MacDonald agreed and established St. Michael the Archangel Parish in November 1953.
He appointed Father Terrence Wall as its first pastor. Wall celebrated Mass for the new community of 17 families at the chapel of the Sisters of Our Lady of Charity until the spring of 1954 when St. Michael's built its own church at 101st Avenue and 76th Street. The new church was officially opened May 22, 1955.
St. Kevin School became part of the new parish when it opened in March 1955.
The parish grew rapidly, extending its boundaries to Gold Bar, Hardisty, Fulton Place, Capilano and Ottewell, all new areas in need of pastoral care. Eventually St. Michael Church became too small and additional Sunday Masses had to be celebrated at St. Gabriel School.
When the parish became debt free in 1966, it approached Archbishop Anthony Jordan to request a second church. The new church was opened in February 1968 under the name of Resurrection Church. That's how the hyphenated St. Michael-Resurrection Parish was born: one parish with two churches.

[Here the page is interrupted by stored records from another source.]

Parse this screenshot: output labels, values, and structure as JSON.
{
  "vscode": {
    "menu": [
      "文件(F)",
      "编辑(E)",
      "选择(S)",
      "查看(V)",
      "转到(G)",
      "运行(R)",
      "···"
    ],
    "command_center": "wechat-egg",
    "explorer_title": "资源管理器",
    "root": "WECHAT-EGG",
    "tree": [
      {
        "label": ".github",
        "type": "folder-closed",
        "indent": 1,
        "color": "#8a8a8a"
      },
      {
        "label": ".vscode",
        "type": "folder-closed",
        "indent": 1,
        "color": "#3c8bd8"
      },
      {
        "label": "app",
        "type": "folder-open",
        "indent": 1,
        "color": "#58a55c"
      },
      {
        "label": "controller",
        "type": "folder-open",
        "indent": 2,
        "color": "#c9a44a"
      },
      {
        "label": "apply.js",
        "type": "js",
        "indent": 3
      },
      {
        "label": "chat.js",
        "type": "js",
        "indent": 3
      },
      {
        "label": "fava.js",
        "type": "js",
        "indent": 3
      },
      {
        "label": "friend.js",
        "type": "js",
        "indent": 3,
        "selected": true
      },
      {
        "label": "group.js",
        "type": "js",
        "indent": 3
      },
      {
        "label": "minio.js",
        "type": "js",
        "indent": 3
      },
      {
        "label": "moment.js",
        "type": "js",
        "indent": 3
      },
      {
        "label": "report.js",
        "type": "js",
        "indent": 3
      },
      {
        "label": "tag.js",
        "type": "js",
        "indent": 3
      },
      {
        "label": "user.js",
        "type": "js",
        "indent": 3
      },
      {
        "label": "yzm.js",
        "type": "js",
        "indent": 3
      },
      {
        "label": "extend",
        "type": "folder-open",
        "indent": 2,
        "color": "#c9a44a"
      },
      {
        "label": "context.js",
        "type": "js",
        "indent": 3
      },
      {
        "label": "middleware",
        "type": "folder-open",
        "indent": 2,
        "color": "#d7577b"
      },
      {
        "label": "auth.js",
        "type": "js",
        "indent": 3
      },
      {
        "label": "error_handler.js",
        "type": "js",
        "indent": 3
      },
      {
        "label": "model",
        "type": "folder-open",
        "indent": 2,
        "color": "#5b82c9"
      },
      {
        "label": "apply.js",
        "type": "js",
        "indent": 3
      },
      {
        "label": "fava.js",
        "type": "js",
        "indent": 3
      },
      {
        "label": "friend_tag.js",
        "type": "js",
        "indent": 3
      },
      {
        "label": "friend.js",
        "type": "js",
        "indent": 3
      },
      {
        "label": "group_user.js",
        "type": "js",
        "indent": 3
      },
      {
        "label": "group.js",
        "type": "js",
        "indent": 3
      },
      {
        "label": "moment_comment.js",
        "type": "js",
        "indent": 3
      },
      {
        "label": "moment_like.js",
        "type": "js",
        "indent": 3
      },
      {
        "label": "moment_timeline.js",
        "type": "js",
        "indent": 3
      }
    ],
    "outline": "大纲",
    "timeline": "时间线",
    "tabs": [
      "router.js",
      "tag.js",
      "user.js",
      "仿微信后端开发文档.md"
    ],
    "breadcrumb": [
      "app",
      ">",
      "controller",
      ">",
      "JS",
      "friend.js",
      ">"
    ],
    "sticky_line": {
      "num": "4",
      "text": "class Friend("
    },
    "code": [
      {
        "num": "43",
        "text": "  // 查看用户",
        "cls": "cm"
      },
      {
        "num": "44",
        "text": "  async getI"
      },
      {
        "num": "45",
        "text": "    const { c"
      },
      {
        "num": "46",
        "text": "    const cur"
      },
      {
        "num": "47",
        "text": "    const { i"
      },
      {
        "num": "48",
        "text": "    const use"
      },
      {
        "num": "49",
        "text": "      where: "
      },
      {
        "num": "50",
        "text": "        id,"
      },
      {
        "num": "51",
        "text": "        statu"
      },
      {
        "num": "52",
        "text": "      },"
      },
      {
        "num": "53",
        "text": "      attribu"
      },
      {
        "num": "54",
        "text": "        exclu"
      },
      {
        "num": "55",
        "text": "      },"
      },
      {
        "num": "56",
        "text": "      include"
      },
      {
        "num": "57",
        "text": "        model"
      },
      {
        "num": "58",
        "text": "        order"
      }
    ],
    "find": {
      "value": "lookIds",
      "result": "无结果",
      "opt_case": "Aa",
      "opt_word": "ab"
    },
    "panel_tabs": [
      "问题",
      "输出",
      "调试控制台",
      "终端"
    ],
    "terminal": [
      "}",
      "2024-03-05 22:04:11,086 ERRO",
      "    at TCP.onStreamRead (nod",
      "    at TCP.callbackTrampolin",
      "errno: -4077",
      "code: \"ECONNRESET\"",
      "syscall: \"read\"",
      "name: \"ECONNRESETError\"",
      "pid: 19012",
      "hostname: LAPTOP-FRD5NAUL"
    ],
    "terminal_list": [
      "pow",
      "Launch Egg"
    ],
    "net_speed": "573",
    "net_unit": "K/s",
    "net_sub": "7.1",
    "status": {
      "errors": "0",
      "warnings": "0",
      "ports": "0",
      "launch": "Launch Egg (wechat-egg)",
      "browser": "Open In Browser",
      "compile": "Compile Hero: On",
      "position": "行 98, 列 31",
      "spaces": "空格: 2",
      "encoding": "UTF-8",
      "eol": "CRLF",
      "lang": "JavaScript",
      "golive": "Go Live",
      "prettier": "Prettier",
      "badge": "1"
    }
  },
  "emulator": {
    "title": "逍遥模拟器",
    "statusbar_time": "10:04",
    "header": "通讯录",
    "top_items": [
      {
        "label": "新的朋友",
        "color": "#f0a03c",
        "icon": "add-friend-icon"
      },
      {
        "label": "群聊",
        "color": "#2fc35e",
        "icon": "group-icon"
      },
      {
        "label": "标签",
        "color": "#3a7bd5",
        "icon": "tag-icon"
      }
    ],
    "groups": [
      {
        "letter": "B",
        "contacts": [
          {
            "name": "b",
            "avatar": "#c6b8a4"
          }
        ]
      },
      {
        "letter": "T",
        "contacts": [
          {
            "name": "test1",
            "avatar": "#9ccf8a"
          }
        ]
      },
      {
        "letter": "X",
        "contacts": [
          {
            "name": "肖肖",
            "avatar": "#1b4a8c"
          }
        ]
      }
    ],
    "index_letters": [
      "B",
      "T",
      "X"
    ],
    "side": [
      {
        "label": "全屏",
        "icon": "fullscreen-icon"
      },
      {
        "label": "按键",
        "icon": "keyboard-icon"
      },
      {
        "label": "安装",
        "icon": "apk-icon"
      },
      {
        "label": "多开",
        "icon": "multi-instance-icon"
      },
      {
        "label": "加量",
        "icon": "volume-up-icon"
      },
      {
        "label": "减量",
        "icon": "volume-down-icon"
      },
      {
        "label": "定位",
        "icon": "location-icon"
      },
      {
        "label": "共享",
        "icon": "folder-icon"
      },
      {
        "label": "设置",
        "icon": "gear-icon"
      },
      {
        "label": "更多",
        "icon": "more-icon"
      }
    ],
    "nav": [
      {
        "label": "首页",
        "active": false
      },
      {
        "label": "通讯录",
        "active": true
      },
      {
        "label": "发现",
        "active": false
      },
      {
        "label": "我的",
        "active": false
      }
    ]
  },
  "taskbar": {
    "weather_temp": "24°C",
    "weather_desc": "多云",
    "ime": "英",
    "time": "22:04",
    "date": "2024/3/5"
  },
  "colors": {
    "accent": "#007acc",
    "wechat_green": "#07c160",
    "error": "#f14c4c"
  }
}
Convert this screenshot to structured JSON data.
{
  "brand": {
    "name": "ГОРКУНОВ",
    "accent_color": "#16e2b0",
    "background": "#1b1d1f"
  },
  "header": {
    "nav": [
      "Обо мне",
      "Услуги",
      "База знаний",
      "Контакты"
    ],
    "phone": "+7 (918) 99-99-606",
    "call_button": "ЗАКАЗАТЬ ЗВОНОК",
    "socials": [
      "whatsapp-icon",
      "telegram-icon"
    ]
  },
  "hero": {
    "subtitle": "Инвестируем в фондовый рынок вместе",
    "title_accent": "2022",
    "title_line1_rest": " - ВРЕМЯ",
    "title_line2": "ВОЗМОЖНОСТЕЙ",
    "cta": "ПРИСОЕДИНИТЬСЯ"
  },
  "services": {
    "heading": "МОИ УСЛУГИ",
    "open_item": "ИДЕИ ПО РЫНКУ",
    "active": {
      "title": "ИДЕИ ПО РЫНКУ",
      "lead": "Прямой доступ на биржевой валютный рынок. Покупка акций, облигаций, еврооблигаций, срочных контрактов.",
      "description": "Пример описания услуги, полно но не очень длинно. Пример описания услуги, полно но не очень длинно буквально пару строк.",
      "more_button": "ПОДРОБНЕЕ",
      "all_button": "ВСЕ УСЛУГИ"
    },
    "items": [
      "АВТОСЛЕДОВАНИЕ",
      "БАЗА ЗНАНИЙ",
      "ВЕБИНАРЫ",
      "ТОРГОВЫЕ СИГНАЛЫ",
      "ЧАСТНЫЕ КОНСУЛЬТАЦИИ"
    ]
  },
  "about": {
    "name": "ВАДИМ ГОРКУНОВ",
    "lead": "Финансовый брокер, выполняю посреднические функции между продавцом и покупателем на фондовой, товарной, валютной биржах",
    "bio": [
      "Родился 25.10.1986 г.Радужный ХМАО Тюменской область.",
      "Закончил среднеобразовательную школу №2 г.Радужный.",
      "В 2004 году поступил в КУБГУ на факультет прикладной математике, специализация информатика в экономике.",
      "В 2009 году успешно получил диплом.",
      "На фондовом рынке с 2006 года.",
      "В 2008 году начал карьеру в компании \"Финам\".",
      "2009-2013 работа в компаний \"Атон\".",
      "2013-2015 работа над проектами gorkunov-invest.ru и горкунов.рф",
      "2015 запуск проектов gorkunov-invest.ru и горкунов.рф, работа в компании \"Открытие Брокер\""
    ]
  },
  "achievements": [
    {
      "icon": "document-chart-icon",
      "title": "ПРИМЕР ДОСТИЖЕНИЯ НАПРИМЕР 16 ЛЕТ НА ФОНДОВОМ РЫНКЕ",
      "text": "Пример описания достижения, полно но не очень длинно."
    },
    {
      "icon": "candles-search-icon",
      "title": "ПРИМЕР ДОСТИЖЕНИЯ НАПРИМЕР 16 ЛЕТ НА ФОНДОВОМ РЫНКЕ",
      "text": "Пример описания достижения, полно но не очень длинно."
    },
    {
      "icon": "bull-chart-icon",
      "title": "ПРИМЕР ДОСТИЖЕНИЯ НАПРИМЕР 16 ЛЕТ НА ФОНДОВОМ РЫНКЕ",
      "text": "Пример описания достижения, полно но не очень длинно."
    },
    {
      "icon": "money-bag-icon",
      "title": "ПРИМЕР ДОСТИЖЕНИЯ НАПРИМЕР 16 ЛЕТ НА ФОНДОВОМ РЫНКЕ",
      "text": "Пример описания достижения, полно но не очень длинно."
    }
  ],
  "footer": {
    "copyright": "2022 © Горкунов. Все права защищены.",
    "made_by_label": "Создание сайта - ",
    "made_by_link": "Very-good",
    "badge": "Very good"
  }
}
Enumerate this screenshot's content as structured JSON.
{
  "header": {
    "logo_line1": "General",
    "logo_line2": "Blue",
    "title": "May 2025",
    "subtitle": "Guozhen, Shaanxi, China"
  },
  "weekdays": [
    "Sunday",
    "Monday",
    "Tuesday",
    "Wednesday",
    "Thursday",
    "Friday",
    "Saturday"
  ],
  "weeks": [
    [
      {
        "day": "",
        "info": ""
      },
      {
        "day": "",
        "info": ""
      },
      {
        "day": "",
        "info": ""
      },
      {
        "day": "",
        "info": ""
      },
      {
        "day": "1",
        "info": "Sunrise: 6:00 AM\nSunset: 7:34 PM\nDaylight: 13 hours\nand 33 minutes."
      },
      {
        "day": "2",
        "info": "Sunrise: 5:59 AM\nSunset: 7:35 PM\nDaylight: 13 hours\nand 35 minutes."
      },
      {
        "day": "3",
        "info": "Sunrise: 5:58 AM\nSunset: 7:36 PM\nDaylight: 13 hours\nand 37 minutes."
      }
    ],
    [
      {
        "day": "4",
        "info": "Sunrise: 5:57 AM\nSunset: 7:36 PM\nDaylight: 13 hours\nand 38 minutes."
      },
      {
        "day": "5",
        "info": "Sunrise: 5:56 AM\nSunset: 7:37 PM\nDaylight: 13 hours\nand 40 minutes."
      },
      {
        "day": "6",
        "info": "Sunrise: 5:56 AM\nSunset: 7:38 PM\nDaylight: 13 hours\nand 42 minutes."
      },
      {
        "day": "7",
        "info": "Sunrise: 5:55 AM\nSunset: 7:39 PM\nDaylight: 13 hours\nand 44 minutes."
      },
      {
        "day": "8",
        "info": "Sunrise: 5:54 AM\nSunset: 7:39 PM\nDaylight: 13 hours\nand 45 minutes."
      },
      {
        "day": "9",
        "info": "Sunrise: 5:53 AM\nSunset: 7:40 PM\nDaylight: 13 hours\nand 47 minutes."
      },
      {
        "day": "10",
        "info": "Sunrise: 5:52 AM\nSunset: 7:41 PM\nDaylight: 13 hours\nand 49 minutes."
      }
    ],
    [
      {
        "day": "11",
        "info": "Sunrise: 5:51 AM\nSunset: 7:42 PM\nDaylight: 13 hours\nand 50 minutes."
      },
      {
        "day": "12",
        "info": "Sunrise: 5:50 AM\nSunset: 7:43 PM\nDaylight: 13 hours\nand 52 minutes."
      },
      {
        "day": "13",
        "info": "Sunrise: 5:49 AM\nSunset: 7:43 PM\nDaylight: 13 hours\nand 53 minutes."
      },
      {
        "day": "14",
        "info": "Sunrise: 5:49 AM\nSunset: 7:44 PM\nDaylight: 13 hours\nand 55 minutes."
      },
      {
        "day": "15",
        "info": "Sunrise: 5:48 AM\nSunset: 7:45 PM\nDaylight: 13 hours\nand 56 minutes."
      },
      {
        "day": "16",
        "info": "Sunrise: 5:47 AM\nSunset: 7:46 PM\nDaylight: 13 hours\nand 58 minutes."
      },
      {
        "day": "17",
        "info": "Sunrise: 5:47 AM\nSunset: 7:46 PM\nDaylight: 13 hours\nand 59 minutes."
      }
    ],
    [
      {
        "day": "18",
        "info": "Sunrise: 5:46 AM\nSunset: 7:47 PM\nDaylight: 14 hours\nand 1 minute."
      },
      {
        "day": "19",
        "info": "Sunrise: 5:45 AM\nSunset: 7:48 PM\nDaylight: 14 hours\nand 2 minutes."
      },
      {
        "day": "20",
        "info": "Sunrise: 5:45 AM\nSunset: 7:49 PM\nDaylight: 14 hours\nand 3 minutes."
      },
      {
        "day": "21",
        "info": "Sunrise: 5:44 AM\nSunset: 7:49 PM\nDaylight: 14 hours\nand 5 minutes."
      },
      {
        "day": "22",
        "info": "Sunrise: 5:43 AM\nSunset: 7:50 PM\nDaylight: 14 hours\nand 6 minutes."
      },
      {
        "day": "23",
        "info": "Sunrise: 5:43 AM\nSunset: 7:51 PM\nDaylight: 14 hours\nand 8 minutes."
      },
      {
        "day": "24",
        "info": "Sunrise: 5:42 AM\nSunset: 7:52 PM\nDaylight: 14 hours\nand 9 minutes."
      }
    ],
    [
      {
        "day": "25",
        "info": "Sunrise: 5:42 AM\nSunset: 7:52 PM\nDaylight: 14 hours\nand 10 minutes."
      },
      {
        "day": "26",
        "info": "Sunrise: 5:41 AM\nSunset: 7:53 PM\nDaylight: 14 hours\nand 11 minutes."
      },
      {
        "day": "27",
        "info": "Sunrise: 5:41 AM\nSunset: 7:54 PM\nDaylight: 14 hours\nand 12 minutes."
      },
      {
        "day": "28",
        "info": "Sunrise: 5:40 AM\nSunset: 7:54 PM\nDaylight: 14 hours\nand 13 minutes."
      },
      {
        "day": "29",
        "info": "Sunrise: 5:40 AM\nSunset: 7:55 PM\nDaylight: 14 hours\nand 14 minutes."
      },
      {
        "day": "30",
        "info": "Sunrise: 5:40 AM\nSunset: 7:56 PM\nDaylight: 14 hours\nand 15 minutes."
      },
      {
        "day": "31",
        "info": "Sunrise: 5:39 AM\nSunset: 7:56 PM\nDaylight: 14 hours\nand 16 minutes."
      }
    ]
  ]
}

The Second Vatican Council encouraged involvement of lay people in Church life, which led to the establishment of a parish pastoral council for St. Michael-Resurrection in 1967. Parishioners were invited to participate as readers, leaders of song, and extraordinary ministers of the Eucharist.
The parish thrived in the late 1960s and 1970s with 850 families and seven schools. New ministries were introduced, including councils of the Catholic Women's League, Knights of Columbus, Boy Scouts and Girl Guides.
In the early 1990s membership began to diminish and the parish became unable to maintain two churches. In 1992 the parish decided to sell the older St. Michael Church and with the revenue from the sale it renovated the newly named St. Michael-Resurrection Church.
The parish was known then, as it is now, for its community work and involvement. For the 1984 papal visit, the parish provided administrative managers, guides and banner makers that helped produce the 20,000 banners that lined the papal route.
The parish has demonstrated its social conscience in various projects such as the building of a home with Habitat for Humanity and sponsoring refugee families from Somalia and Afghanistan. It sponsors an annual dinner for the poor of Edmonton's inner city in conjunction with the Bissell Centre, collects clothes for the Marian Centre and regularly contributes to the food bank.
As Boulet noted, St. Michael-Resurrection parishioners are good stewards of God's gifts, giving a lot of their time, talent and treasure to the parish and the archdiocese. Hundreds of them are involved in more than 40 groups and ministries.
"In this parish everybody is doing something," Boulet pointed out. Pastoral care committee members minister to patients in nursing homes and visit the sick and the elderly in their homes.
The members of the prayer circle offer daily prayers for the sick and suffering. Social justice committee members draw parishioners' attention to justice issues and the youth groups provide liturgical and social involvement for children, youth and young adults. The parish also celebrates a youth Mass on the fourth Sunday of each month.